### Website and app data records
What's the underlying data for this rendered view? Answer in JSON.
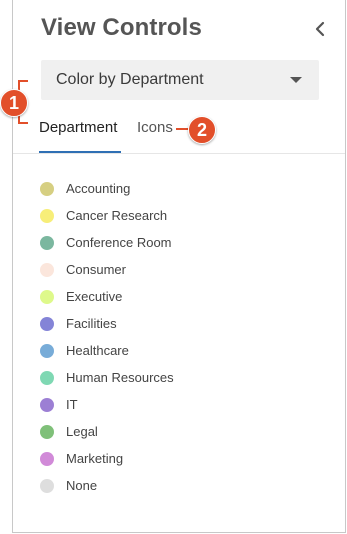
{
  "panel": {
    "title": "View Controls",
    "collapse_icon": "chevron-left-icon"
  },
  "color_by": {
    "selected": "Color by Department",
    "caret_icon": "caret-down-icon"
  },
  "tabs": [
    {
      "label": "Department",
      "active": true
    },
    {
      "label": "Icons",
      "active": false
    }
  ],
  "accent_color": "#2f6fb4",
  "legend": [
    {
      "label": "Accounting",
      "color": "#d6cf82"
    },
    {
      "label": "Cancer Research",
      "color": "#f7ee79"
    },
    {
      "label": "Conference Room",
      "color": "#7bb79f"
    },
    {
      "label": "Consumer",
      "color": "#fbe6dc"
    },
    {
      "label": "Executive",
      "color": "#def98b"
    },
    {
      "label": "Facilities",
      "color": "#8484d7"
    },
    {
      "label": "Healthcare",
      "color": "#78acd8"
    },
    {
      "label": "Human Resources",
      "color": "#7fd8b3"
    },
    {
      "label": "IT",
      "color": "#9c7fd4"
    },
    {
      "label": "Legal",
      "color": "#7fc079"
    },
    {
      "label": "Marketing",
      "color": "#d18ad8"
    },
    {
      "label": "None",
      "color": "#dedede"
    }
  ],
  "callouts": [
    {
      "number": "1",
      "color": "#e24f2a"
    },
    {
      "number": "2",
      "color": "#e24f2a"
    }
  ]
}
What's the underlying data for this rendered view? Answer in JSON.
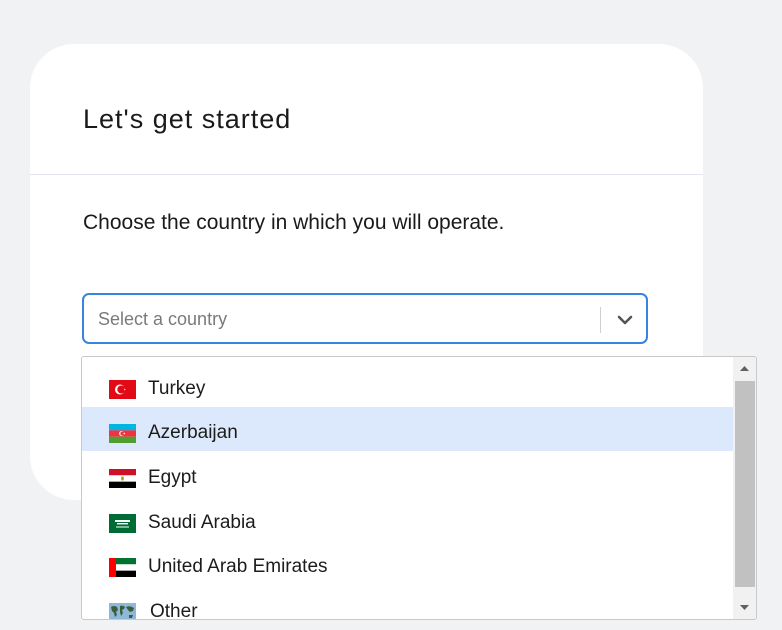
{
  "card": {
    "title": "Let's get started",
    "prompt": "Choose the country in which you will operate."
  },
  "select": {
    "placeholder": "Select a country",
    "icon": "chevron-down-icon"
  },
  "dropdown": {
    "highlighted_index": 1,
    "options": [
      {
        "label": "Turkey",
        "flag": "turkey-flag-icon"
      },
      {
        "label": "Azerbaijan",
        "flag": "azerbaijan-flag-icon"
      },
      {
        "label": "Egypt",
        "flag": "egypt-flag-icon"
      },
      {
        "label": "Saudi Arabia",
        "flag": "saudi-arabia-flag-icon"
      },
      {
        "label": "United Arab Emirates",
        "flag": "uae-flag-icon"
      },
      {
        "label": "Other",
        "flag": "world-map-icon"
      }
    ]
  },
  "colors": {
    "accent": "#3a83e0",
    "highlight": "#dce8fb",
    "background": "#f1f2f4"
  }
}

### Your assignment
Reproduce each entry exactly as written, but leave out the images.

### Your solution
What's the underlying data for this rendered view? Answer in JSON.
{
  "panel": {
    "title": "View Controls",
    "collapse_icon": "chevron-left-icon"
  },
  "color_by": {
    "selected": "Color by Department",
    "caret_icon": "caret-down-icon"
  },
  "tabs": [
    {
      "label": "Department",
      "active": true
    },
    {
      "label": "Icons",
      "active": false
    }
  ],
  "accent_color": "#2f6fb4",
  "legend": [
    {
      "label": "Accounting",
      "color": "#d6cf82"
    },
    {
      "label": "Cancer Research",
      "color": "#f7ee79"
    },
    {
      "label": "Conference Room",
      "color": "#7bb79f"
    },
    {
      "label": "Consumer",
      "color": "#fbe6dc"
    },
    {
      "label": "Executive",
      "color": "#def98b"
    },
    {
      "label": "Facilities",
      "color": "#8484d7"
    },
    {
      "label": "Healthcare",
      "color": "#78acd8"
    },
    {
      "label": "Human Resources",
      "color": "#7fd8b3"
    },
    {
      "label": "IT",
      "color": "#9c7fd4"
    },
    {
      "label": "Legal",
      "color": "#7fc079"
    },
    {
      "label": "Marketing",
      "color": "#d18ad8"
    },
    {
      "label": "None",
      "color": "#dedede"
    }
  ],
  "callouts": [
    {
      "number": "1",
      "color": "#e24f2a"
    },
    {
      "number": "2",
      "color": "#e24f2a"
    }
  ]
}
What's the underlying data for this rendered view? Answer in JSON.
{
  "card": {
    "title": "Let's get started",
    "prompt": "Choose the country in which you will operate."
  },
  "select": {
    "placeholder": "Select a country",
    "icon": "chevron-down-icon"
  },
  "dropdown": {
    "highlighted_index": 1,
    "options": [
      {
        "label": "Turkey",
        "flag": "turkey-flag-icon"
      },
      {
        "label": "Azerbaijan",
        "flag": "azerbaijan-flag-icon"
      },
      {
        "label": "Egypt",
        "flag": "egypt-flag-icon"
      },
      {
        "label": "Saudi Arabia",
        "flag": "saudi-arabia-flag-icon"
      },
      {
        "label": "United Arab Emirates",
        "flag": "uae-flag-icon"
      },
      {
        "label": "Other",
        "flag": "world-map-icon"
      }
    ]
  },
  "colors": {
    "accent": "#3a83e0",
    "highlight": "#dce8fb",
    "background": "#f1f2f4"
  }
}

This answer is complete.